(Website and app data records)
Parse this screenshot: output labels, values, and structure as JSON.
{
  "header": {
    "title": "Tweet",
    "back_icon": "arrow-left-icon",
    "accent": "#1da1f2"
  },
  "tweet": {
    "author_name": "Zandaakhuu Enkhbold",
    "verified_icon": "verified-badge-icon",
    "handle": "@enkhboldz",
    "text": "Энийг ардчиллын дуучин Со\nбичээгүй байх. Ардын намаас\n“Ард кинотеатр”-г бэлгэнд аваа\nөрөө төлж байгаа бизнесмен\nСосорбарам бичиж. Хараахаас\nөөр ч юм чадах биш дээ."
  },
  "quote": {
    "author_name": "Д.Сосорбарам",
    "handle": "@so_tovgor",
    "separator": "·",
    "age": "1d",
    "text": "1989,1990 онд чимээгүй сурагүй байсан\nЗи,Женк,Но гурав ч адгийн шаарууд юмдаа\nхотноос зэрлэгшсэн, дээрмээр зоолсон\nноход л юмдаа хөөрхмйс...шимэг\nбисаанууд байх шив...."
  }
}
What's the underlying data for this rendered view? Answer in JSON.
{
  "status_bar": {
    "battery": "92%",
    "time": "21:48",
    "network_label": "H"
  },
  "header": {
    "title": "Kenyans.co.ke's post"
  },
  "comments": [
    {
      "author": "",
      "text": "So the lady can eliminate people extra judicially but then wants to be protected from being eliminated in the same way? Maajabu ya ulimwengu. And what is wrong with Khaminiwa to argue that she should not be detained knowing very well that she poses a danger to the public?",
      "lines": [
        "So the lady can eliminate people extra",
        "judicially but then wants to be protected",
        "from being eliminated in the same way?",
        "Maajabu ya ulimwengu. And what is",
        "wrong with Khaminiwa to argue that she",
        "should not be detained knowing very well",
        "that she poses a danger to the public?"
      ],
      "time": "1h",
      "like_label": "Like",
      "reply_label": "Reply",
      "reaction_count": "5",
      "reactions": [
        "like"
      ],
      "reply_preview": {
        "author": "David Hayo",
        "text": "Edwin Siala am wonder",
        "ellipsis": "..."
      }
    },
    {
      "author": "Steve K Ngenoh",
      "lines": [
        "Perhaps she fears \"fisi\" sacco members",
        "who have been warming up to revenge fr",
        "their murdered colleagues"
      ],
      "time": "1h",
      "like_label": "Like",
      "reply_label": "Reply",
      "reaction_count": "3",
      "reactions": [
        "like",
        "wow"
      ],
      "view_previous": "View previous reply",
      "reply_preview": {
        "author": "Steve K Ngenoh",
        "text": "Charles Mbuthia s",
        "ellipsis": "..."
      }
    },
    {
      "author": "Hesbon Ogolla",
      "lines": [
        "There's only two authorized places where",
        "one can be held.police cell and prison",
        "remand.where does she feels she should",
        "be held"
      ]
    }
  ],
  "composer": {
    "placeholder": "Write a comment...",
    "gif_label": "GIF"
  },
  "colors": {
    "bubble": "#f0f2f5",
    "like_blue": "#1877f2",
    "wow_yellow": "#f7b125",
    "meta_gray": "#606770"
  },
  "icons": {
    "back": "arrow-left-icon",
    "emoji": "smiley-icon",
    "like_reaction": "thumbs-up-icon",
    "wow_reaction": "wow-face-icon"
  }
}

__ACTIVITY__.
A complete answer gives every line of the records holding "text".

__ANSWER TO THE PROBLEM__.
    "text": "Энийг ардчиллын дуучин Со\nбичээгүй байх. Ардын намаас\n“Ард кинотеатр”-г бэлгэнд аваа\nөрөө төлж байгаа бизнесмен\nСосорбарам бичиж. Хараахаас\nөөр ч юм чадах биш дээ."
    "text": "1989,1990 онд чимээгүй сурагүй байсан\nЗи,Женк,Но гурав ч адгийн шаарууд юмдаа\nхотноос зэрлэгшсэн, дээрмээр зоолсон\nноход л юмдаа хөөрхмйс...шимэг\nбисаанууд байх шив...."
      "text": "So the lady can eliminate people extra judicially but then wants to be protected from being eliminated in the same way? Maajabu ya ulimwengu. And what is wrong with Khaminiwa to argue that she should not be detained knowing very well that she poses a danger to the public?",
        "text": "Edwin Siala am wonder",
        "text": "Charles Mbuthia s",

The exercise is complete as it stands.